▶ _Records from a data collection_
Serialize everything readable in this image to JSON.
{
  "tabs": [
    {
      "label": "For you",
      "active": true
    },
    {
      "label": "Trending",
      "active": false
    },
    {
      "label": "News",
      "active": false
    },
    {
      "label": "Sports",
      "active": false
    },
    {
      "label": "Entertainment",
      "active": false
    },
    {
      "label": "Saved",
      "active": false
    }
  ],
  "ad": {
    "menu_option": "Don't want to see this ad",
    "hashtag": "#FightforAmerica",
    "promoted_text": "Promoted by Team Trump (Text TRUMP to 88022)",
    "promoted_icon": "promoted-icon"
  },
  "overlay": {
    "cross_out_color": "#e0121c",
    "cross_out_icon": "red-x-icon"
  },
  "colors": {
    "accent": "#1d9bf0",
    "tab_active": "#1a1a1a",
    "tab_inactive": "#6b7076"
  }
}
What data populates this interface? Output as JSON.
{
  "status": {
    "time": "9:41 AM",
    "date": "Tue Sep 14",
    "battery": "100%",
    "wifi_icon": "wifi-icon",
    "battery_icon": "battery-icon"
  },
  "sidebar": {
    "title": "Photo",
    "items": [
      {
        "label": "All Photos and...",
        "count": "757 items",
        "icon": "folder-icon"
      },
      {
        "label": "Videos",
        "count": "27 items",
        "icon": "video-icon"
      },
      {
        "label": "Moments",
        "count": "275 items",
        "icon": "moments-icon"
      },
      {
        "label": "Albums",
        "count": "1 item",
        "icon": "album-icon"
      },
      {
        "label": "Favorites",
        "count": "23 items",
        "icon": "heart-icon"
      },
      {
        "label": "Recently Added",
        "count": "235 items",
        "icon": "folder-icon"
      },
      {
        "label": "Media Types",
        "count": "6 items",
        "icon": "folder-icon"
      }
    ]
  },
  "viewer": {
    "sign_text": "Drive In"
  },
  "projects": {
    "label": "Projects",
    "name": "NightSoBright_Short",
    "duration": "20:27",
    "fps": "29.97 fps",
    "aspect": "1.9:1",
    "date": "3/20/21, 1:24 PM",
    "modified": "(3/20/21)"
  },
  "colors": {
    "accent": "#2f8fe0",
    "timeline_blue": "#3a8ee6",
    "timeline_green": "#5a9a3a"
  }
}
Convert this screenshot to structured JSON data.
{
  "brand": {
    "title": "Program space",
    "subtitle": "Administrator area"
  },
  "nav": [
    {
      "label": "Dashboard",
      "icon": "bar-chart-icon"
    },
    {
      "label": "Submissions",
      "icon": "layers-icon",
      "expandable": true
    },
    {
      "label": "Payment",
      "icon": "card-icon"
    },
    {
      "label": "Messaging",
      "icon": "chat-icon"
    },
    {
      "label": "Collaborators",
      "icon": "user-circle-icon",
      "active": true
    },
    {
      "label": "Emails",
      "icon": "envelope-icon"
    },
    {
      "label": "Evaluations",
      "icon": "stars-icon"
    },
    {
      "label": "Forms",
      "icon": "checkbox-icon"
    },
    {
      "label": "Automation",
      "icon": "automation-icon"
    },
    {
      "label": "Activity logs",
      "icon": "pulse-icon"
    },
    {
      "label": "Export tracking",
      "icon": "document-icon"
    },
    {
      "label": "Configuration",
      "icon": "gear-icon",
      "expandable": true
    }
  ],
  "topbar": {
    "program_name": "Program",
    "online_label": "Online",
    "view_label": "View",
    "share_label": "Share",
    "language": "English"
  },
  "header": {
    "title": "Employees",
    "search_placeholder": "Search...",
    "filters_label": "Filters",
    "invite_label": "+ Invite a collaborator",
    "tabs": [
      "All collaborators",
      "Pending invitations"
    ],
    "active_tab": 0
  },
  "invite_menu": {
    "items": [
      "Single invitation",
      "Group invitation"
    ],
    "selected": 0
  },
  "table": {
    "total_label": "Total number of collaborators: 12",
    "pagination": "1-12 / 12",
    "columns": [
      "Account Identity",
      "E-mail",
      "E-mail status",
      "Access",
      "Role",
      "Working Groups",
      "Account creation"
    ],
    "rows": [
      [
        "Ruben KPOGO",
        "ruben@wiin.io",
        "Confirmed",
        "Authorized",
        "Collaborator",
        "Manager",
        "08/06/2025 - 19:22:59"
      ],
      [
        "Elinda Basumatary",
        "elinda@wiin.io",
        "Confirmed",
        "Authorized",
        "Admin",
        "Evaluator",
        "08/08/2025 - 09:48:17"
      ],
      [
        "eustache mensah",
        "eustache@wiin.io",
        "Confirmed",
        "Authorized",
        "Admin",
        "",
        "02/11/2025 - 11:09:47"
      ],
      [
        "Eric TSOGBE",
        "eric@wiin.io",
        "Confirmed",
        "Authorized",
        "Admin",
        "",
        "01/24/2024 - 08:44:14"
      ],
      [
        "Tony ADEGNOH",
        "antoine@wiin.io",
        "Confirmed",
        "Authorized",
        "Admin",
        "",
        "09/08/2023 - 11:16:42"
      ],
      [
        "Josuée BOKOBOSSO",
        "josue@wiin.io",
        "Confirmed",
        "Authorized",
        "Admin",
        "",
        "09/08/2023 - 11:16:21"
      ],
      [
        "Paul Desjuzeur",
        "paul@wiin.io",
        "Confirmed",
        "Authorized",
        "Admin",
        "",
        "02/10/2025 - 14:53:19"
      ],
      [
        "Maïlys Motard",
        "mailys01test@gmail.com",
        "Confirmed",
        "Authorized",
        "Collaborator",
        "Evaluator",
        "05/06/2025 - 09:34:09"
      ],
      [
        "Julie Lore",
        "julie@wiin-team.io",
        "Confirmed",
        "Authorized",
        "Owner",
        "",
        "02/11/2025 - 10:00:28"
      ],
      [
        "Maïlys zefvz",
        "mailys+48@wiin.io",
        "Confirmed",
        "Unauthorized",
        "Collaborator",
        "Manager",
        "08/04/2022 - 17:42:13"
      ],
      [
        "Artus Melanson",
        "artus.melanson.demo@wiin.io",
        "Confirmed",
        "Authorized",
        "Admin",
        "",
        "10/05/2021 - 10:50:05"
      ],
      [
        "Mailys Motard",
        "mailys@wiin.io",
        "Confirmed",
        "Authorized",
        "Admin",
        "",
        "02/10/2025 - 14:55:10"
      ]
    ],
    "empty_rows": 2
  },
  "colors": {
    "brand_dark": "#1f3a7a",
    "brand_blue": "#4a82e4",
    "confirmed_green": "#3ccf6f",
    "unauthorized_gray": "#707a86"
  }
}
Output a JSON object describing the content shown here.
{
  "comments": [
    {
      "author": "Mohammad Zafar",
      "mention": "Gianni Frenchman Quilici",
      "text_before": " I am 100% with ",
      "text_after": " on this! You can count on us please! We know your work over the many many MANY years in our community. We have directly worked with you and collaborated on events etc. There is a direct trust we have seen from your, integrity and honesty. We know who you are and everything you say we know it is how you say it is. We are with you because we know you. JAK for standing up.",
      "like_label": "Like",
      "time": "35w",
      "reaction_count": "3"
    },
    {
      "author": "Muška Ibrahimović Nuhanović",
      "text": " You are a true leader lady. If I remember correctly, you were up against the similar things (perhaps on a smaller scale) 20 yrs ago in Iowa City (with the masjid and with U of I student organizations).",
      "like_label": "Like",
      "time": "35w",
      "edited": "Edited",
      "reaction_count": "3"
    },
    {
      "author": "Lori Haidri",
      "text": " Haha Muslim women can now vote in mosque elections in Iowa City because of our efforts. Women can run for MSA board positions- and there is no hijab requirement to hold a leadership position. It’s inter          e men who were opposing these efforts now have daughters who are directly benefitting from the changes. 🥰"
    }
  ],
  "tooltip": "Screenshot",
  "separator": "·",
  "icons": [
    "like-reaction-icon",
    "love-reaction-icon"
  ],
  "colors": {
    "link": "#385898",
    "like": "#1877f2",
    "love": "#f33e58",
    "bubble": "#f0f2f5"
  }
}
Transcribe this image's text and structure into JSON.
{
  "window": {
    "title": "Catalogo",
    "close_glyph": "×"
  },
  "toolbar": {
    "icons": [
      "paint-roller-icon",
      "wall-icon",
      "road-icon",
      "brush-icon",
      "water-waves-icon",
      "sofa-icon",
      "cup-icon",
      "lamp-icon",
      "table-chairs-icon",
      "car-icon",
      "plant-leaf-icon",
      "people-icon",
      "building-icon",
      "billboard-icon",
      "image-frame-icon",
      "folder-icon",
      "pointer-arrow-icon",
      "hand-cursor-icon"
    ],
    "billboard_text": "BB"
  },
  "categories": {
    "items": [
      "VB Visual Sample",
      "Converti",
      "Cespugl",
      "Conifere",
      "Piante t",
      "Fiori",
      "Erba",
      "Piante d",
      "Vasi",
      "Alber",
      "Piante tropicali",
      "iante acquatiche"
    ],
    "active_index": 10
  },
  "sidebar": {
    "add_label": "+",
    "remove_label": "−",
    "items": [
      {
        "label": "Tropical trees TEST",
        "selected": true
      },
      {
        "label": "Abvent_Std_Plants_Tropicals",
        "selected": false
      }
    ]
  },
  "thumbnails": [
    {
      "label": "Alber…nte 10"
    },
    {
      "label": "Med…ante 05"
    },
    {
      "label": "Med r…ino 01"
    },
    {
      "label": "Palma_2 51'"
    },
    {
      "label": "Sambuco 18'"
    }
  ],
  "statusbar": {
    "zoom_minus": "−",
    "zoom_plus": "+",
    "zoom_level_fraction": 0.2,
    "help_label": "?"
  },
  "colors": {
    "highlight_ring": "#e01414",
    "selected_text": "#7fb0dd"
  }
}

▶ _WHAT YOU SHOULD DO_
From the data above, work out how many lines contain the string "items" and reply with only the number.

▶ _YOUR RESPONSE_
10